"The vegetable garden, it turns out, is a ripening political force: the best response to the energy crisis, the climate crisis, the obesity crisis, the family crisis and the financial crisis." – Dominique Browning, NY Times
I think the author of this quote may have been a little sarcastic when he made this comment. It was part of a book review of a popular book about vegetable gardening, but I also think the author believes, as I do, that there is some element of truth in what he is saying.
At the very least it’s hard to argue that vegetable gardening wouldn’t help, on some level, with several of these issues.
Energy crisis: by growing your own vegetables you reduce your need for trucked-in vegetables from other states or countries not to mention saving your own gas by not having to run up to the store so often.
Climate crisis: see above.
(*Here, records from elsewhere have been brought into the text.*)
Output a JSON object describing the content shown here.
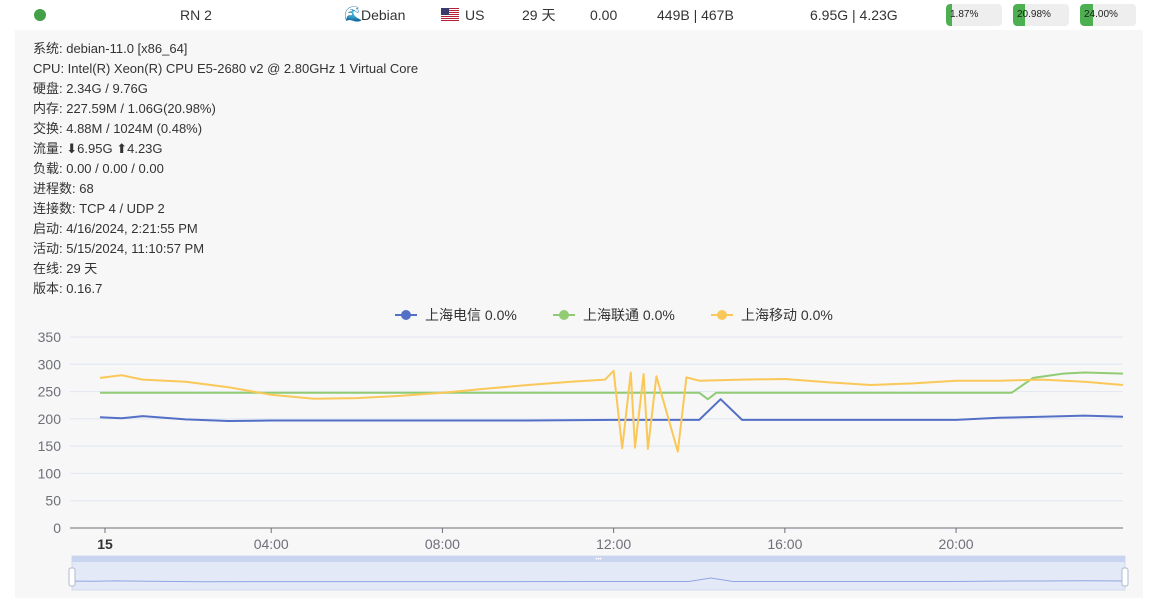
{
  "server": {
    "name": "RN 2",
    "os": "Debian",
    "country": "US",
    "uptime": "29 天",
    "load": "0.00",
    "net_speed": "449B | 467B",
    "traffic": "6.95G | 4.23G",
    "cpu_pct": "1.87%",
    "cpu_value": 1.87,
    "mem_pct": "20.98%",
    "mem_value": 20.98,
    "disk_pct": "24.00%",
    "disk_value": 24.0,
    "status_color": "#43a047"
  },
  "details": {
    "system": "系统: debian-11.0 [x86_64]",
    "cpu": "CPU: Intel(R) Xeon(R) CPU E5-2680 v2 @ 2.80GHz 1 Virtual Core",
    "disk": "硬盘: 2.34G / 9.76G",
    "memory": "内存: 227.59M / 1.06G(20.98%)",
    "swap": "交换: 4.88M / 1024M (0.48%)",
    "traffic_label": "流量:",
    "traffic_down": "6.95G",
    "traffic_up": "4.23G",
    "load": "负载: 0.00 / 0.00 / 0.00",
    "processes": "进程数: 68",
    "connections": "连接数: TCP 4 / UDP 2",
    "boot": "启动: 4/16/2024, 2:21:55 PM",
    "active": "活动: 5/15/2024, 11:10:57 PM",
    "online": "在线: 29 天",
    "version": "版本: 0.16.7"
  },
  "chart_data": {
    "type": "line",
    "y_ticks": [
      "350",
      "300",
      "250",
      "200",
      "150",
      "100",
      "50",
      "0"
    ],
    "ylim": [
      0,
      350
    ],
    "x_ticks": [
      {
        "label": "15",
        "bold": true,
        "hour": 0
      },
      {
        "label": "04:00",
        "bold": false,
        "hour": 4
      },
      {
        "label": "08:00",
        "bold": false,
        "hour": 8
      },
      {
        "label": "12:00",
        "bold": false,
        "hour": 12
      },
      {
        "label": "16:00",
        "bold": false,
        "hour": 16
      },
      {
        "label": "20:00",
        "bold": false,
        "hour": 20
      }
    ],
    "xlim_hours": [
      0,
      23.9
    ],
    "legend_position": "top-center",
    "series": [
      {
        "name": "上海电信 0.0%",
        "color": "#5470c6",
        "points": [
          [
            0,
            203
          ],
          [
            0.5,
            201
          ],
          [
            1,
            205
          ],
          [
            2,
            199
          ],
          [
            3,
            196
          ],
          [
            4,
            197
          ],
          [
            6,
            197
          ],
          [
            8,
            197
          ],
          [
            10,
            197
          ],
          [
            12,
            198
          ],
          [
            13,
            198
          ],
          [
            14,
            198
          ],
          [
            14.5,
            236
          ],
          [
            15,
            198
          ],
          [
            16,
            198
          ],
          [
            18,
            198
          ],
          [
            20,
            198
          ],
          [
            21,
            202
          ],
          [
            22,
            204
          ],
          [
            23,
            206
          ],
          [
            23.9,
            204
          ]
        ]
      },
      {
        "name": "上海联通 0.0%",
        "color": "#91cc75",
        "points": [
          [
            0,
            248
          ],
          [
            2,
            248
          ],
          [
            4,
            248
          ],
          [
            6,
            248
          ],
          [
            8,
            248
          ],
          [
            10,
            248
          ],
          [
            12,
            248
          ],
          [
            14,
            248
          ],
          [
            14.2,
            236
          ],
          [
            14.4,
            248
          ],
          [
            16,
            248
          ],
          [
            18,
            248
          ],
          [
            20,
            248
          ],
          [
            21.3,
            248
          ],
          [
            21.8,
            275
          ],
          [
            22.5,
            283
          ],
          [
            23,
            285
          ],
          [
            23.9,
            283
          ]
        ]
      },
      {
        "name": "上海移动 0.0%",
        "color": "#fac858",
        "points": [
          [
            0,
            275
          ],
          [
            0.5,
            280
          ],
          [
            1,
            272
          ],
          [
            2,
            268
          ],
          [
            3,
            258
          ],
          [
            4,
            244
          ],
          [
            5,
            237
          ],
          [
            6,
            238
          ],
          [
            7,
            242
          ],
          [
            8,
            248
          ],
          [
            9,
            255
          ],
          [
            10,
            262
          ],
          [
            11,
            268
          ],
          [
            11.8,
            272
          ],
          [
            12,
            288
          ],
          [
            12.2,
            146
          ],
          [
            12.4,
            285
          ],
          [
            12.5,
            147
          ],
          [
            12.7,
            282
          ],
          [
            12.8,
            145
          ],
          [
            13,
            278
          ],
          [
            13.5,
            140
          ],
          [
            13.7,
            276
          ],
          [
            14,
            270
          ],
          [
            15,
            272
          ],
          [
            16,
            273
          ],
          [
            17,
            267
          ],
          [
            18,
            262
          ],
          [
            19,
            265
          ],
          [
            20,
            270
          ],
          [
            21,
            270
          ],
          [
            22,
            272
          ],
          [
            23,
            268
          ],
          [
            23.9,
            262
          ]
        ]
      }
    ]
  }
}
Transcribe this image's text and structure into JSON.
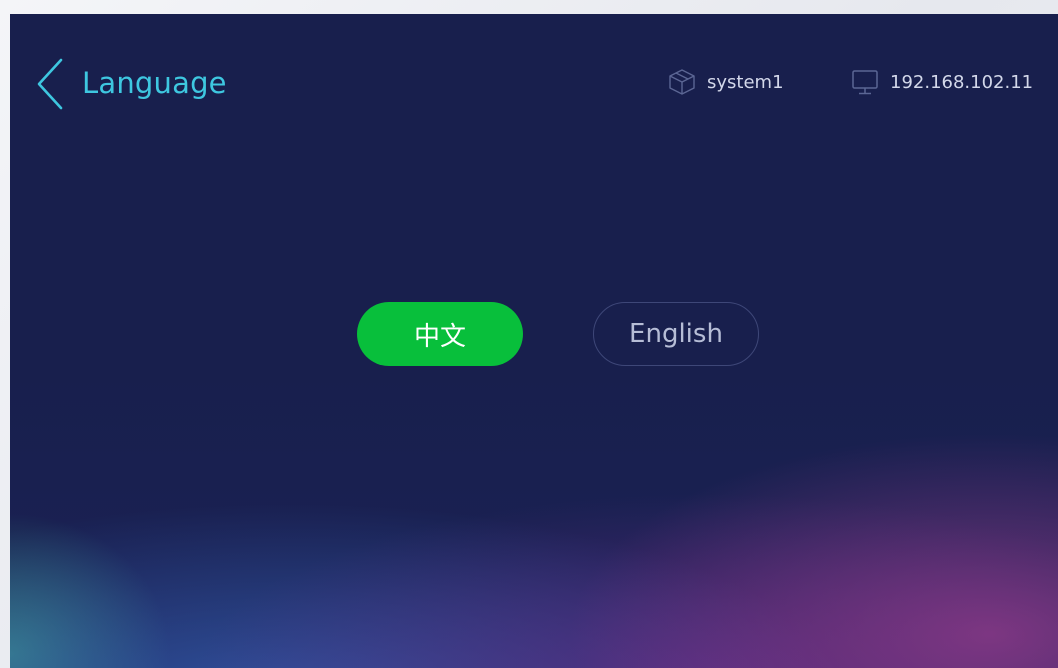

In addition to “climate crisis” I would add that organic vegetable gardening can also help with the environmental crisis by reducing the carbon footprint.
Obesity crisis: eat a goddamn carrot once in a while! (Courtesy of The Onion)
Family crisis: maybe less obvious how vegetable gardening addresses this issue, but if you get the family involved it couldn’t hurt. I know I have cherished my time in the garden with my daughter and we have fun talking like Bugs Bunny when we eat our lady finger carrots.
Financial crisis: you can buy a packet of lettuce seeds for $1.79 or you can buy 25 heads of lettuce for $50 (or whatever the going rate is these days).
I'm still a rookie when it comes to growing my own food. I've tried my hand at some of the usual suspects (tomatoes, strawberries, oranges, etc.) but this was my first spring trying my hand at broccoli, lettuce and carrots. I was pretty successful, I think. And I'm encouraged to keep at it with some summer crops that I hope to get planted out this weekend before the weather heats up.